Our Story

For years, owners Tony Brown and Patty Ewaschuk talked about pressing apples from the dozen big old apple trees on their farm property. They'd been growing their own vegetables, raising chickens, geese, and a couple cows, and had a giant market patch of asparagus. But they never followed through on the apple-pressing idea until 2018 when they bought a small crusher and press and made a couple hundred liters of cider. They loved it and they were hooked, especially to dry (low in sugar) cider which was difficult to buy. They started learning about cider making and its history in the area. Many farmers who first lived in this area fermented cider for their own use. But this fell out of favour during prohibition. Legend has it that many people cut their cider apple trees down in that era. Cider varieties of apples make great cider but taste terrible for fresh eating. At the time of their first tiny batch, Patty was learning the banjo, an instrument popular in cider's pre-prohibition heyday. The name and the business were born.

They scaled up quickly, as Tony is prone to going large. Over the next year, they planted 100s of cider varieties of apple trees and made their first large batch of cider. Eventually, they planted nearly 2,000 trees, which they grow using organic methods. Their first cider sale was at their hometown farmer's market in Uxbridge. Their original vision included a small on-farm store selling small batches of cider. But the store opened a month after the pandemic began. Although a patio was never in the plans, it felt like a must-have in the summer of 2020. And what goes better with a patio than live music? And firepits. And food trucks. And a tasting room. The business continues to grow.

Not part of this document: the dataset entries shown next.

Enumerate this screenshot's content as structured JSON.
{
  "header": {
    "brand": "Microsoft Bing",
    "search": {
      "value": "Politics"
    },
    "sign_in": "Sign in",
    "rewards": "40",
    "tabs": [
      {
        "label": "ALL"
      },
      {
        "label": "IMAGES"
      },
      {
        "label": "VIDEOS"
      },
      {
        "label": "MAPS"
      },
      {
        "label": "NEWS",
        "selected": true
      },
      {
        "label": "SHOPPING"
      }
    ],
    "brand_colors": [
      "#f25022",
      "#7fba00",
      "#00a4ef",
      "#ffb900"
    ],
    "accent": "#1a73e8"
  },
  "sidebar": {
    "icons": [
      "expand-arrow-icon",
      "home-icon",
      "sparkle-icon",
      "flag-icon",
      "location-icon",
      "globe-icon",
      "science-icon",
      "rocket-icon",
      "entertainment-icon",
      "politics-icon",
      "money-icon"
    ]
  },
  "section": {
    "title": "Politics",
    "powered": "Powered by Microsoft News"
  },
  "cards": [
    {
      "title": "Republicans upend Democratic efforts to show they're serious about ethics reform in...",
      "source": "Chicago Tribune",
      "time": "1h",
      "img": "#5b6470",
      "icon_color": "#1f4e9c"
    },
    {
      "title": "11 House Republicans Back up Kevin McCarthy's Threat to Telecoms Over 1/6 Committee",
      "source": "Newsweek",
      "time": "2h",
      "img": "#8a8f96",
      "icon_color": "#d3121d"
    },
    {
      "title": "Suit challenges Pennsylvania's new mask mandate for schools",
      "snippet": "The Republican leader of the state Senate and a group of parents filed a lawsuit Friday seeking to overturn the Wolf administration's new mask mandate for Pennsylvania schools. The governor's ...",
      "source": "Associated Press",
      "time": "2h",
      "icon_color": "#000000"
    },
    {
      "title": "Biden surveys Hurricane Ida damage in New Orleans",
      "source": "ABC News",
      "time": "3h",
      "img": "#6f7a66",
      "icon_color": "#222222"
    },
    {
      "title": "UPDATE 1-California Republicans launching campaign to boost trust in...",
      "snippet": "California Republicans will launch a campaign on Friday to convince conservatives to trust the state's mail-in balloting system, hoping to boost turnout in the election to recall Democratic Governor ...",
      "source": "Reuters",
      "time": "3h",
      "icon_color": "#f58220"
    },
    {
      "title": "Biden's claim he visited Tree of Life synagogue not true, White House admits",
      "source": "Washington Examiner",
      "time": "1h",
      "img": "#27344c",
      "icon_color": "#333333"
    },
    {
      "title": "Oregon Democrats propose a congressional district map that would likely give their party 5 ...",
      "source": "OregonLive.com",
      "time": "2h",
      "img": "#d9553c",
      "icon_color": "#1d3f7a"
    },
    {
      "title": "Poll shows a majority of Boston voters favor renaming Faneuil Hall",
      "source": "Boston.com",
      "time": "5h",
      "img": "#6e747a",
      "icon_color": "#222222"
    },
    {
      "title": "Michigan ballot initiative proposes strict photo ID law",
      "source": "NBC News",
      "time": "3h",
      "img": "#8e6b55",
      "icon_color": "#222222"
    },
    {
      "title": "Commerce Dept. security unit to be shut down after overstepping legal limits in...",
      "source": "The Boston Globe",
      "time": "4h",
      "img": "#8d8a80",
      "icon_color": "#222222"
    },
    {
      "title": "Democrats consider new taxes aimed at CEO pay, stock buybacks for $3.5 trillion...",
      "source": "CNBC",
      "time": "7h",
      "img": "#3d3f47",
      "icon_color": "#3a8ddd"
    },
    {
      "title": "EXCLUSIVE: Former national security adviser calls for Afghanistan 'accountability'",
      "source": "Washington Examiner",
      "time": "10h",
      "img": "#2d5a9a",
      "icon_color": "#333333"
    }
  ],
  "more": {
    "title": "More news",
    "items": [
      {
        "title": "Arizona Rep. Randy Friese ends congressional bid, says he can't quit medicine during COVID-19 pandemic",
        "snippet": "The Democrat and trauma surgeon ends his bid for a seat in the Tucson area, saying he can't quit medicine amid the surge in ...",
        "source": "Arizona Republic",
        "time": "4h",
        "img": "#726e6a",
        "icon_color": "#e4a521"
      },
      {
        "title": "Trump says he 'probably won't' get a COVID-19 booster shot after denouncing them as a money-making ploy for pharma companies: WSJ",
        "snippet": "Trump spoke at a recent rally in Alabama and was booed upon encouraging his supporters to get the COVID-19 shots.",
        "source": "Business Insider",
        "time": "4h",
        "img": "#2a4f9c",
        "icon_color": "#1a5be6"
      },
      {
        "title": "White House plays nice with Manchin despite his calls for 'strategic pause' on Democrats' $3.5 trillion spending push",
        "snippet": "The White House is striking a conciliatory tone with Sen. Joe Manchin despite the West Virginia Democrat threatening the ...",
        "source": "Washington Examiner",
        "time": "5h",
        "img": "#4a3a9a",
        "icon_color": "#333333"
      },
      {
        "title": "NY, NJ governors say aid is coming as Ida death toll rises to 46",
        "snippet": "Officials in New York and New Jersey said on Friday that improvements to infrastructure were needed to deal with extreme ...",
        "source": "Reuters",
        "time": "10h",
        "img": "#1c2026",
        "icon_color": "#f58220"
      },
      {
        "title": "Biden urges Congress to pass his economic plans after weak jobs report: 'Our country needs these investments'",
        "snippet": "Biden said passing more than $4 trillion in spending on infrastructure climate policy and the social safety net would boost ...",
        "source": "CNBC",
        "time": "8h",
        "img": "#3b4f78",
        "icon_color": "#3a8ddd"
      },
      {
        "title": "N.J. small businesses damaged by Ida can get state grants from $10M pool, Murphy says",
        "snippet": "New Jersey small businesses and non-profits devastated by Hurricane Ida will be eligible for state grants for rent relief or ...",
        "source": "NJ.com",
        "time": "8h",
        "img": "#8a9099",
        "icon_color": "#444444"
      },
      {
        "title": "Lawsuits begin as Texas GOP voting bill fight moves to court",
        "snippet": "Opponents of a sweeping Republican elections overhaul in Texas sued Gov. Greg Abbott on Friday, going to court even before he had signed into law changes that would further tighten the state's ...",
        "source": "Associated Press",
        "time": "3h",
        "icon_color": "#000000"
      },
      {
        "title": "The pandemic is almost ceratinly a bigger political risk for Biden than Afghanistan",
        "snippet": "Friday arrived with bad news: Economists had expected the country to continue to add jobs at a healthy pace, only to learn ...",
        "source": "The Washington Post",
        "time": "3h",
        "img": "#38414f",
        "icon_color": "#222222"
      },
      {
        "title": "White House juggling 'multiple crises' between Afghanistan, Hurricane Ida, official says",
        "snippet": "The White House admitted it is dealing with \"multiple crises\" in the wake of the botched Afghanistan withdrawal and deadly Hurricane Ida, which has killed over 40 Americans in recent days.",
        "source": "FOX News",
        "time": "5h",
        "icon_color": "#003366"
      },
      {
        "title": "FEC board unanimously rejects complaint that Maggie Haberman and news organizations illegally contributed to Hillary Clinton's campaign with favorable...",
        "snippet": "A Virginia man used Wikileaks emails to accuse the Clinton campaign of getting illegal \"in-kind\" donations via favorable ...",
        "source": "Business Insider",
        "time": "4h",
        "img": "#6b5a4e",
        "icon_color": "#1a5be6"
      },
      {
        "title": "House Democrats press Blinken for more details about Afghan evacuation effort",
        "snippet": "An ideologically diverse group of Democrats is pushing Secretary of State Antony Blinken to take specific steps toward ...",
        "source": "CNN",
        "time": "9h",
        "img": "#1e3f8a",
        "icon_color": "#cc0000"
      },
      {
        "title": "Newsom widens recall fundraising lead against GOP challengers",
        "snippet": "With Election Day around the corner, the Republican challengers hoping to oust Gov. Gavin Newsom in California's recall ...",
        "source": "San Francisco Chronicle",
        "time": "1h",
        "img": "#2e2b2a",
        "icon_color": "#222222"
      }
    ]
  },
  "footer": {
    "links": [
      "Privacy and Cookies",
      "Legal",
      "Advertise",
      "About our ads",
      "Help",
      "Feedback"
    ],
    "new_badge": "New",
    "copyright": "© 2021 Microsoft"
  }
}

All the while they've been more than lucky with amazing staff and dedicated customers. They're still grateful those old apple trees lead them to where they are today.